Models of care for treatment of adult drug misusers: Update 2006
Commissioning substance misuse services
A revised framework for drug treatment services
Models of Care 2002 outlined the four-tiered framework for commissioning drug treatment. This was intended to provide a conceptual framework and be applied to local areas with flexibility. Implementation of the four-tiered framework has contributed in a large part to ending the wide variation in access to different types of treatment, so that each local area now has a broadly similar basic range of drug treatment interventions.

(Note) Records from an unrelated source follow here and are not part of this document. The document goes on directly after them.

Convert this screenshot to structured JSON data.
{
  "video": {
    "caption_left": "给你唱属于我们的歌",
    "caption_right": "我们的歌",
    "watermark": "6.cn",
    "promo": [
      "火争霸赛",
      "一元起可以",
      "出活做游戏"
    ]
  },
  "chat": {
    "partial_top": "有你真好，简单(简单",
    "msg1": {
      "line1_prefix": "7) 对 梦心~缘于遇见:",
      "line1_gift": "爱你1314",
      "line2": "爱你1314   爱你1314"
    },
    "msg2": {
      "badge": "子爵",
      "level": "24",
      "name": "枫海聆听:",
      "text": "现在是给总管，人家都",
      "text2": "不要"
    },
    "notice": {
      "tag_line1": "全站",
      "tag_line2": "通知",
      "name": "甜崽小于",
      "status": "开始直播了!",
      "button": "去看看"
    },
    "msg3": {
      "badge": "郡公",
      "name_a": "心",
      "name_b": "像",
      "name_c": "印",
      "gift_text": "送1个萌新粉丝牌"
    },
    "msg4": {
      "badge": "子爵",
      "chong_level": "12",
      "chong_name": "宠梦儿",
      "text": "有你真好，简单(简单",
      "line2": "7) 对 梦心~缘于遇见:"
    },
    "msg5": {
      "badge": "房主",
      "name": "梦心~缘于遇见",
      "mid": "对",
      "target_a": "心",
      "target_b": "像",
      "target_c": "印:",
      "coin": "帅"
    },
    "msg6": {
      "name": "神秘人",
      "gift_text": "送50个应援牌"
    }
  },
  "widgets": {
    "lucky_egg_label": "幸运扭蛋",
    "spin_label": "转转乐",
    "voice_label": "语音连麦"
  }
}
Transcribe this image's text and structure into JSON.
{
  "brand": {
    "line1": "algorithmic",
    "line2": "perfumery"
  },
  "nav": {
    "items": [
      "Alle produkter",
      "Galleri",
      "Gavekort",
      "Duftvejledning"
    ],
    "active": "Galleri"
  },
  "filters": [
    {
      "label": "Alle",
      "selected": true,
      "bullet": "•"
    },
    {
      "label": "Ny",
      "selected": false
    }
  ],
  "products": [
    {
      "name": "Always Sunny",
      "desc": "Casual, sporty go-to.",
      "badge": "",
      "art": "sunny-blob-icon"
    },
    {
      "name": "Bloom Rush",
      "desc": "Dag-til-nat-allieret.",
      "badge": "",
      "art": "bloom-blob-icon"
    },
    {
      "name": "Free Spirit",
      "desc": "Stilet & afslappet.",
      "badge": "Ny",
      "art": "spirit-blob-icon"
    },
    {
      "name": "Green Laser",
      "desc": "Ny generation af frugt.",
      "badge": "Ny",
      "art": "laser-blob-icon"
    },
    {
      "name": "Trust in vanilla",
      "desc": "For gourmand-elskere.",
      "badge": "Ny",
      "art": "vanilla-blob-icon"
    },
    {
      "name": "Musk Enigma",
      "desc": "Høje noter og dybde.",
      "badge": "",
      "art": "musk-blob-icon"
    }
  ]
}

The four-tiered framework has been well received and has enabled a better articulation of provision of treatment. However, the four tiers were a conceptual framework and were not intended to be a rigid blueprint for provision. They have been interpreted rather rigidly at times, with some unintended consequences which need rectifying. It is important to note that the tiers refer to the level of the interventions provided and do not refer to the provider organisations (e.g. referring to a “Tier 3 agency” may not be appropriate as many agencies will need to provide Tier 2 interventions alongside Tier 3 interventions).
Key differences between Models of Care 2002 and Models of Care: Update 2006
More focus on harm reduction with interventions integrated into all tiers
Feedback from consultation indicates that some harm reduction activities have been marginalised into being provided only by what have been called “Tier 2 services” (such as needle exchanges), at a time when there is evidence that rates of BBV infection are rising. Models of Care: Update 2006 advocates a far greater emphasis on the need to reduce drug-related harm including risks of BBV infection, overdose and other infections at all points in the treatment journey, alongside other interventions and across a range of tiers. Harm reduction interventions are required for drug users before, during and after all structured drug treatment.
The term “harm reduction” can also cover a wide spectrum of interventions. Models of Care: Update 2006 advocates the commissioning and provision of a wide range of interventions to reduce the adverse effects of drug misuse on drug users, with particular focus on reducing the risk of immediate death due to overdose and risks of morbidity and mortality due to BBVs and other infections. This may include responses at a commissioning and strategic planning level, and expansion and improvements in the provision of interventions to reduce drug-related harm. The latter may include increasing the availability of clean injecting equipment, interventions to encourage drug injectors not to share injecting equipment, to use ingestion methods as an alternative to
injecting, and to attract drug users into oral substitute treatment when appropriate.
Widespread vaccination of drug users at risk of hepatitis B infection is advocated and it is recommended that treatment services encourage and enable clients already infected with BBVs to take action to improve their health, reduce risks of transmission of BBVs to others and link into appropriate medical services. Initiatives that involve empowering service users or ex-users in initiatives to reduce the risks of BBV infection and overdose, through peer support or peer-led interventions, are generally
welcomed by service users.
Models of Care: Update 2006 also advocates a harm reduction approach is adopted with local communities (e.g. minimising discarded used injecting equipment) and service users’ families and significant others (e.g. minimising risks to the children of drug-misusing parents).
3.2.2 The four tiers revisited
In Models of Care 2002, the four tiers were based upon a combination of setting, interventions and the agency responsible for providing the interventions. This has led to some differing interpretations and particularly over-rigid interpretation. In Models of Care: Update 2006, the tiers describe drug “interventions” and the context for those interventions is described.
Providers spanning tiers Some commissioners and providers have viewed community- based agencies as delivering only one tier of interventions. Models of Care 2002 clearly stated that an agency may provide interventions from more than one tier, or a range of interventions within a tier. Many community based specialised providers now, appropriately, provide a range of interventions spanning Tier 2 and
Tier 3. This flexibility is welcomed.
More flexible opening times
With Tier 2 being classified as “open access”, there may also have been a loss of focus on commissioning and providing flexible access to some Tier 3 community structured interventions – the majority of which are still only available during office hours. We would welcome an extension of the opening hours of community- based services to include evenings and weekends.
Tier 1 drug interventions and generic services The emphasis in Models of Care: Update 2006 is that Tier 1 interventions are not the generic services themselves (e.g. housing, social services). Rather, Tier 1 consists of a range of drug-related interventions that can be provided by generic providers depending on their competence and partnership arrangements with specialised drug services. Given this change in emphasis, interventions that were previously described as “Tier 4b” (e.g. care provided in inpatient hepatology units for drug users